Almost a half of the agricultural lands in possession by the indigenous people lies fallow in the Reserve. The contributing factors to name a few are – lack of agricultural credit, high risk of wildlife raids and inadequate marketing support for traditional varieties and uncertain monsoons. This programme has been encouraging indigenous people to cultivate traditional millet varieties that are largely drought resistant while at the same time make an important contribution to the family nutrition.
The farmers’ groups offer members loans for land clearing, ploughing, seed purchase as well as purchase of fencing and temporary housing material. Seed banks located in each area offer available seed to be returned in kind.
During the year, millet and other traditional crop cultivation by 95 farmers was supported in over a total of about 144 acres. of land. The support was in the form of provision of seeds as well loans towards ploughing expenses. 48 varieties of seeds including those of finger millet, foxtail millet, little millet, horse gram, pigeon pea were procured from farmers and made available to the area level seed banks.

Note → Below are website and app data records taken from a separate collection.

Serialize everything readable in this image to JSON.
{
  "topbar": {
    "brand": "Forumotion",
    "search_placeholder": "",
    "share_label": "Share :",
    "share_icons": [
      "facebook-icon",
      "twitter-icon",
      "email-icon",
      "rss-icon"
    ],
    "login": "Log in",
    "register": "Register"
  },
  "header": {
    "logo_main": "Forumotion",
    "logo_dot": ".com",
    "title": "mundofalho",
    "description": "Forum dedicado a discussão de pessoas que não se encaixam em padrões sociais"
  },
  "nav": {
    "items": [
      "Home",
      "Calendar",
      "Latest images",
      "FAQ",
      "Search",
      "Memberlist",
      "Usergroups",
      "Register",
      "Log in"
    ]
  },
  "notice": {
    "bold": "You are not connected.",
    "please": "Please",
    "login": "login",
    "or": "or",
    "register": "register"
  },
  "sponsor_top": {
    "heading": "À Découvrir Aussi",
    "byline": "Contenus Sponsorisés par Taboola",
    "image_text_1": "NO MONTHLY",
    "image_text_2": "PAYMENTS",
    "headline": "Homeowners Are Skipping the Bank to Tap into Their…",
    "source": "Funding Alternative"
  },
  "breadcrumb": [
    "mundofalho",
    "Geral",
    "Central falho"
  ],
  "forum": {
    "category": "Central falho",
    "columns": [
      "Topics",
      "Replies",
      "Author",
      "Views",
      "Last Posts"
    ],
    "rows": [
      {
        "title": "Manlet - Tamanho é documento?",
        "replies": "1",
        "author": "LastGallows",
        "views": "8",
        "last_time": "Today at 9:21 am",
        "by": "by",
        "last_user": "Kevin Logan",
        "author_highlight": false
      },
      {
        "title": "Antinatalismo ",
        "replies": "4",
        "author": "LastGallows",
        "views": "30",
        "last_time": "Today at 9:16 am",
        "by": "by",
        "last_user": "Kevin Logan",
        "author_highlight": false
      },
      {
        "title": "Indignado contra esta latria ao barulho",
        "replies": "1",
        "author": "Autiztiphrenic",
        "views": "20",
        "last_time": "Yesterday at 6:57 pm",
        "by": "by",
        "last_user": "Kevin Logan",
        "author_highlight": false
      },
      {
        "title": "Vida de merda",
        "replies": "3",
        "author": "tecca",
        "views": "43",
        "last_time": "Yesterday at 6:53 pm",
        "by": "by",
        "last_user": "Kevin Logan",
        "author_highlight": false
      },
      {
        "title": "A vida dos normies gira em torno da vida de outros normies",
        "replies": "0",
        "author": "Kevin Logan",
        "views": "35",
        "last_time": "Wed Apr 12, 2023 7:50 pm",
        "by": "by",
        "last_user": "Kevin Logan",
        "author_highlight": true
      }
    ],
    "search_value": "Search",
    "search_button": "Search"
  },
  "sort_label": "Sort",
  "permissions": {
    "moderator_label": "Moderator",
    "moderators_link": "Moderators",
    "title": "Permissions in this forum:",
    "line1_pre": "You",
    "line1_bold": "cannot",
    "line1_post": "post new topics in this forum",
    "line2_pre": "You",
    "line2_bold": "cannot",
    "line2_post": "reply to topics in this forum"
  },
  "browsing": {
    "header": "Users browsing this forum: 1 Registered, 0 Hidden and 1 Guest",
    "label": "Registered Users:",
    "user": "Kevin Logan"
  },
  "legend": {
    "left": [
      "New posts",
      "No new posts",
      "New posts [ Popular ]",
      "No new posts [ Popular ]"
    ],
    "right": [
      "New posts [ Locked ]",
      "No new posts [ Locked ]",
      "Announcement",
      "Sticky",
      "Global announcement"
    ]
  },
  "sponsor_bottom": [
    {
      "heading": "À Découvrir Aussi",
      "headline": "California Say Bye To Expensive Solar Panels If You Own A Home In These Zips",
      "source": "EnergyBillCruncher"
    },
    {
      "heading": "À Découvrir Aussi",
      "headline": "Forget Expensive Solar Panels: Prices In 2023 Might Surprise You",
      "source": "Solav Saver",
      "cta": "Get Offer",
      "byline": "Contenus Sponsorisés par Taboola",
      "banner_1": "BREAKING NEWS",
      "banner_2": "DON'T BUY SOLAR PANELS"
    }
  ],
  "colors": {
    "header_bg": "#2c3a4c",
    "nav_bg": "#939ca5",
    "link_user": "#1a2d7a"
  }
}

Farmers also carried some of these seeds to a seed exchange programme organized by the Nilgiri Natural History Society in order to highlight the importance of communities as stewards of a critical agricultural gene pools.
Ten coffee farmers were helped to prepare land, pitting, planting, trenching for 7000 coffee seedlings under the coffee development programme.
5. vermi –compost units (Pre fabricated-HDPE vermin-compost bin) were supplied and installed in Aracode, Kilcoupe and a three day training was conducted for five farmers.
The other uses which farmers’ groups used their revolving fund for include loans for buying of a coffee pulper by the Dhoopamara Farmers’ Group, purchase of poultry by the Melseemai Farmers’ group and cultivation of about 60 cents of jointly owned land by the Nedungayam Farmers’ Group.